Site is cheaper on balance than other places worldwide, closer to company’s main markets.

Israel Chemicals has been in talks recently with a Canadian listed company Allana Potash about opening a potash mine in Ethiopia.

Allana Potash CEO Farhad Abasov met with ICL senior management in Tel Aviv three weeks ago to seek ICL's participation in the construction of a mine at the Dallol site in Ethiopia's Danakhil Valley, located in the country's northeast.

Allana has already raised $85 million from investors to build the mine, which is expected to yield a million tons of potash annually. The mine site has 182 million tons of proven potash reserves and potential reserves as high as 438 million tons. The mining project will be based on technology in which ICL has particular expertise from its Dead Sea Works, pumping and evaporating brine to extract potash.

ICL commented it regularly examines opportunities for international projects and was seeking to expand its current potash production capacity. However, it cautioned that recent circumstances in the potash market were making new mining projects challenging.

Allana estimates that investment in the mine will reach $642 million, a figure which includes both the mining operation and building the transportation infrastructure to carry the potash from Dankil to the Indian Ocean port of Tadjoura, located in next-door Djibouti. The production costs including haulage to port, are expected to reach $98 per ton, with annual maintenance costs of $26 per ton. (These costs compare with averaging mining costs of $100-$150 million per ton.)

Acquiring either full or partial ownership of the mine in Ethiopia would present several advantages to ICL, which is looking to expand its production capacity in core areas such as potash. The company will be required to return its Dead Sea potash concession to the state in 2030, which will leave the company scrambling to find a replacement for 4 million tons of production capacity for a mineral that provided 63% of its operating profit in 2012.

ICL already holds a 640 square kilometer potash mining concession in Spain's Catalan region. Currently, the company exploits only 64 square kilometers of that concession, but estimates that the site has reserves that would support production of up to 10 million tons of potash per year. However, Ethiopia is closer to two key markets for ICL, China and India. Moreover, the demand for potash in the local African market, which is currently 1 million tons per year, is expected to reach between 5 million and 7 million tons per year by 2020.

The Dallol project has already completed the prospecting stage and pilot production. It also completed a series of operational tests conducted in February 2013 to determine the cost of establishing and operating the mine and to receive the approval of Ethiopia's environmental ministry.
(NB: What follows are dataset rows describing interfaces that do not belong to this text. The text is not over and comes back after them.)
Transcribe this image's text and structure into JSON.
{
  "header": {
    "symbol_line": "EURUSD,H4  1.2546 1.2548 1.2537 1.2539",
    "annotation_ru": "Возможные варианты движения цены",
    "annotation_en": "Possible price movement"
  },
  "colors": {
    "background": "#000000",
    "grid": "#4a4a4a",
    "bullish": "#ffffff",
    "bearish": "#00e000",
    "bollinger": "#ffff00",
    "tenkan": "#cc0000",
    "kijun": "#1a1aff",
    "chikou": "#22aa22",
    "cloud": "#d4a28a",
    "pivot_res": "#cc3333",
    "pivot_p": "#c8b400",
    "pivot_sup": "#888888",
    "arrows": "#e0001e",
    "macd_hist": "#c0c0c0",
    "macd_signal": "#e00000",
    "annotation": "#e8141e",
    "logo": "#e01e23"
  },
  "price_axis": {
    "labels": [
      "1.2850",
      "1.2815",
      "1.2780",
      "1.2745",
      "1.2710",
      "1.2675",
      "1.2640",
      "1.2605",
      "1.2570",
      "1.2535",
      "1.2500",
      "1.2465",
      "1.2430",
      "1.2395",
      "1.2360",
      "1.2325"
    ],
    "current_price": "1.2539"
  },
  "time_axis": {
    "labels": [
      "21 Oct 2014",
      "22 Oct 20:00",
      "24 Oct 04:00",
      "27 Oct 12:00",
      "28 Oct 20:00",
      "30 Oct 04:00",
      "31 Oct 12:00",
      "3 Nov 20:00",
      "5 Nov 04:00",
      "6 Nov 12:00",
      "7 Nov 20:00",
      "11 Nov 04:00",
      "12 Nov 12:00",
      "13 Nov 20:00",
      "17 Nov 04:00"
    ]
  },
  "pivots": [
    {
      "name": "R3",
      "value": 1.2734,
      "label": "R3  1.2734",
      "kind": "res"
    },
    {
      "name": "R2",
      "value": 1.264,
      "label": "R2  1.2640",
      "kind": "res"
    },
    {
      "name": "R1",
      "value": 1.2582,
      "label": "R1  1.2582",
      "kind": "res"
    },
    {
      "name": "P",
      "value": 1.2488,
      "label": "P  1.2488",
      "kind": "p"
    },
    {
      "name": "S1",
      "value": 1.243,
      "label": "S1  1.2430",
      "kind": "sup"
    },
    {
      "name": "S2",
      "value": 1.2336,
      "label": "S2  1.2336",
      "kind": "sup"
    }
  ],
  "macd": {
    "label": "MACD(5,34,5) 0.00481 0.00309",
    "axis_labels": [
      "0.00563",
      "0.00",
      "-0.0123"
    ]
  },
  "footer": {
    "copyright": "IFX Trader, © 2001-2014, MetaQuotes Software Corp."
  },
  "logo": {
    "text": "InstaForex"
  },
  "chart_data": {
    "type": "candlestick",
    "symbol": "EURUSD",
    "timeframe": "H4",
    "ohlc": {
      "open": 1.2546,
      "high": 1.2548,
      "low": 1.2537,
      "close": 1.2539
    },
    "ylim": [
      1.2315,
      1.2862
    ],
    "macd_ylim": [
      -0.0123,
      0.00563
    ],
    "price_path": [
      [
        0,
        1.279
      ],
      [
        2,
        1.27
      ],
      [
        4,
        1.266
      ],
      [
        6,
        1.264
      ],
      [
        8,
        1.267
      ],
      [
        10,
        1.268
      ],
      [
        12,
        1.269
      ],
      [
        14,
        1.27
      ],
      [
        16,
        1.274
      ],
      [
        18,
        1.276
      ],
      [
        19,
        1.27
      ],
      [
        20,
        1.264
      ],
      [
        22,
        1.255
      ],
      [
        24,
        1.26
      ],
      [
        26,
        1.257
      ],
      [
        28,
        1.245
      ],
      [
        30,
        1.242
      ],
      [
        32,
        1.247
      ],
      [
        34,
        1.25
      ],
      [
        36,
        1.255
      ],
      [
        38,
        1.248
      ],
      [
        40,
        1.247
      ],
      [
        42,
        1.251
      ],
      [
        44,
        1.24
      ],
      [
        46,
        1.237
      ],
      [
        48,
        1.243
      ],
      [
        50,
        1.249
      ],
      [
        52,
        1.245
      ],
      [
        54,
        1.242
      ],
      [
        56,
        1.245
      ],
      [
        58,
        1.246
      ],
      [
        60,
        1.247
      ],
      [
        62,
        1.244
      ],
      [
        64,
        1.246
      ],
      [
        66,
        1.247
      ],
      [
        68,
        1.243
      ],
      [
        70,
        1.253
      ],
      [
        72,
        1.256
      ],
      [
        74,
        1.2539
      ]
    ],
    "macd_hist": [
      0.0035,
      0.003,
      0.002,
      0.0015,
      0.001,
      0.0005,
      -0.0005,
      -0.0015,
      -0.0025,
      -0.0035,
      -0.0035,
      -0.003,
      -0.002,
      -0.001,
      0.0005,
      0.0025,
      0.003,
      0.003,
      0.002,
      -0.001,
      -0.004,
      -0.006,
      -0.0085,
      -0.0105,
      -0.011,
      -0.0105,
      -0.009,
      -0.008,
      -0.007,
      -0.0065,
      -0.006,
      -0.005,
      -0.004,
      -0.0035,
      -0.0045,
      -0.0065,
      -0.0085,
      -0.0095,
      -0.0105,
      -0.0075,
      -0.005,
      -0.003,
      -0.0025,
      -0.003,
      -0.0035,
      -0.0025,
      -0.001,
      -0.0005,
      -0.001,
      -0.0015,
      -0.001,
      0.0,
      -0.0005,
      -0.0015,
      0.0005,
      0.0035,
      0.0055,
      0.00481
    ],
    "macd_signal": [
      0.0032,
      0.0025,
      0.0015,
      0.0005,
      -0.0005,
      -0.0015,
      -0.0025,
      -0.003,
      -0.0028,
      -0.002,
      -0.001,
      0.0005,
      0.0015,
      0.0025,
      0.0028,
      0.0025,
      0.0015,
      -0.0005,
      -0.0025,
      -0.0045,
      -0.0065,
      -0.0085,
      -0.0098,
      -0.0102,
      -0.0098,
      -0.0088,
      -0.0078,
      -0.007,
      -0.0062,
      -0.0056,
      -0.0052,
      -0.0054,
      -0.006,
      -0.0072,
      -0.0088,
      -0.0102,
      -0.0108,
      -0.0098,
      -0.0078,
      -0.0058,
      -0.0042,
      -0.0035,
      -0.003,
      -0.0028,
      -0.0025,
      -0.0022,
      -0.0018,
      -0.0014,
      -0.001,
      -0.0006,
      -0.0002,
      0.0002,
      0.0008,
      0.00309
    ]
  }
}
Allana has submitted a formal request to the Ethiopian authorities for a mining permit.

The Ethiopian government has also paved most of the highway leading from the Dallol site to the port in Tadjoura, which although belonging to Djibouti, serves as Ethiopia's main Indian Ocean port.

The Dead Sea Works potash fertilizer manufacturing plant belongs to Israel Chemicals.
Bloomberg